Added on 01 June 2023
Once an entity decides to construct a new leafy green-producing greenhouse, or renovate an indoor cannabis cultivation operation, they are embarking on a controlled-environment agriculture (CEA) venture that will involve core team members and dozens of specialists over several months, if not years.
The journey they are about to begin is riddled with expensive risks and time-sapping pitfalls, and can be a true test of an entrepreneur’s patience and drive to succeed.
But by assembling the right architects, contractors, engineers, and specialists, the burden can be shared and the road made less daunting.
Here’s how to build a stellar CEA facility design team.
OWNERS, ARCHITECTS, AND GENERAL CONTRACTORS
The core team of any facility design project starts with the facility’s owner, a contractor/builder, and an architect, says Brian Anderson, partner at Anderson Porter Design and RII Technical Advisory Board member. “If you’ve got the right folks in that triumvirate, you’re gonna do well.”
The architect and contractor should have experience building the desired CEA facility type (greenhouse or indoor), and ideally also should have crop-specific experience to minimize the risk of production issues down the road. “Different crops are going to require different humidity levels and different lighting levels and different climate conditions on the inside,” says Jon Crozier, National Business Development Manager at Hansen-Rice.

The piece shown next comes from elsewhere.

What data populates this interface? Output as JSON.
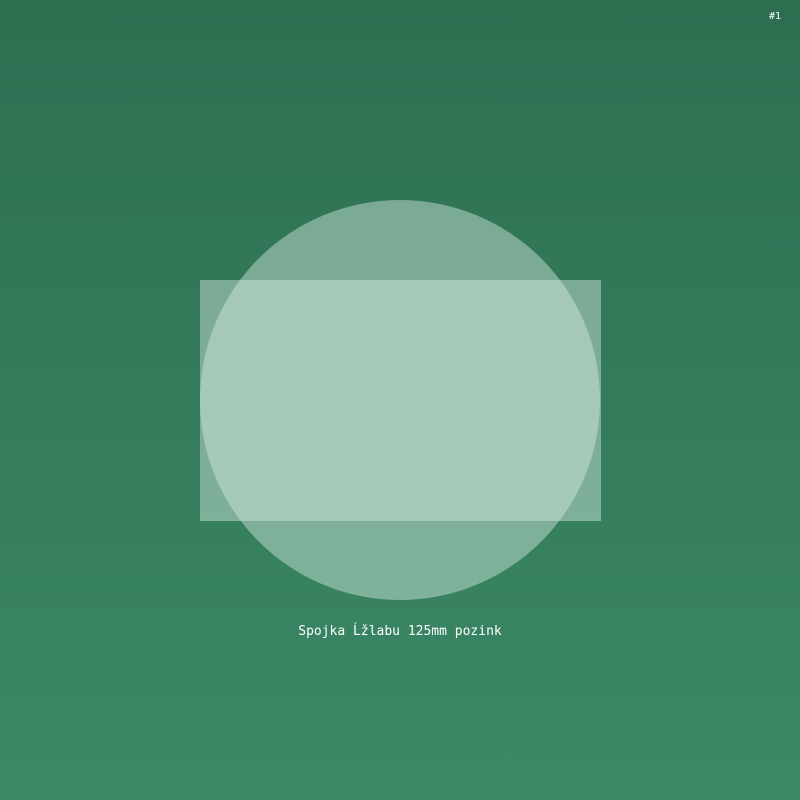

Anderson agrees, adding that an architect with experience building leafy green or tomato production greenhouses might not understand the need for HVAC systems for a cannabis operation. “You can’t just vent the greenhouse at the top because the neighbors are gonna complain about the odor. So if you can’t vent the greenhouse and you have to cut back the humidity, you need a very sophisticated mechanical system,” he says.

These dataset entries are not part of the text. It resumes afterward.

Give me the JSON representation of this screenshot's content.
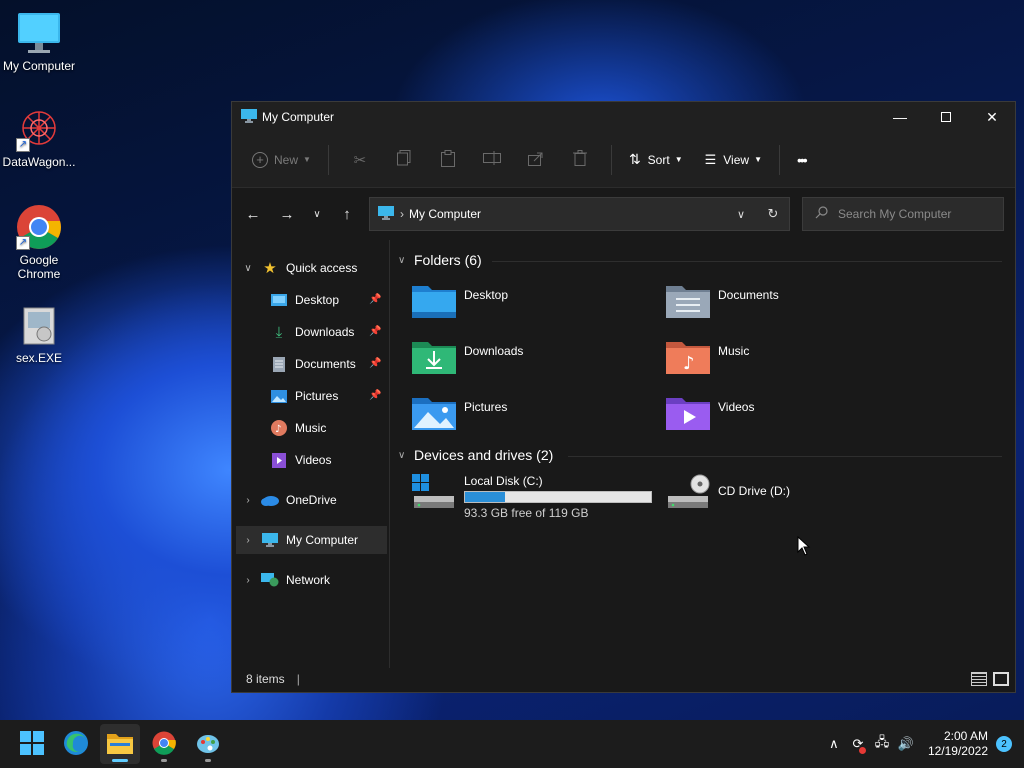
{
  "desktop": {
    "icons": [
      {
        "label": "My Computer"
      },
      {
        "label": "DataWagon..."
      },
      {
        "label": "Google Chrome"
      },
      {
        "label": "sex.EXE"
      }
    ]
  },
  "window": {
    "title": "My Computer",
    "toolbar": {
      "new_label": "New",
      "sort_label": "Sort",
      "view_label": "View",
      "more_label": "•••"
    },
    "address": {
      "crumb": "My Computer"
    },
    "search": {
      "placeholder": "Search My Computer"
    },
    "sidebar": {
      "quick_access": "Quick access",
      "quick_items": [
        {
          "label": "Desktop",
          "pinned": true
        },
        {
          "label": "Downloads",
          "pinned": true
        },
        {
          "label": "Documents",
          "pinned": true
        },
        {
          "label": "Pictures",
          "pinned": true
        },
        {
          "label": "Music",
          "pinned": false
        },
        {
          "label": "Videos",
          "pinned": false
        }
      ],
      "onedrive": "OneDrive",
      "my_computer": "My Computer",
      "network": "Network"
    },
    "content": {
      "folders_header": "Folders (6)",
      "folders": [
        {
          "label": "Desktop"
        },
        {
          "label": "Documents"
        },
        {
          "label": "Downloads"
        },
        {
          "label": "Music"
        },
        {
          "label": "Pictures"
        },
        {
          "label": "Videos"
        }
      ],
      "drives_header": "Devices and drives (2)",
      "drives": [
        {
          "label": "Local Disk (C:)",
          "free_text": "93.3 GB free of 119 GB",
          "used_fraction": 0.216
        },
        {
          "label": "CD Drive (D:)"
        }
      ]
    },
    "status": {
      "items": "8 items"
    }
  },
  "taskbar": {
    "time": "2:00 AM",
    "date": "12/19/2022",
    "notifications": "2"
  },
  "colors": {
    "accent": "#60cdff",
    "drive_fill": "#2a8fd8",
    "window_bg": "#191919"
  }
}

Photo caption: It is important to consider the needs for the entire facility in the design process, including how the product will be handled in the harvesting stage. Photo courtesy of Hansen-Rice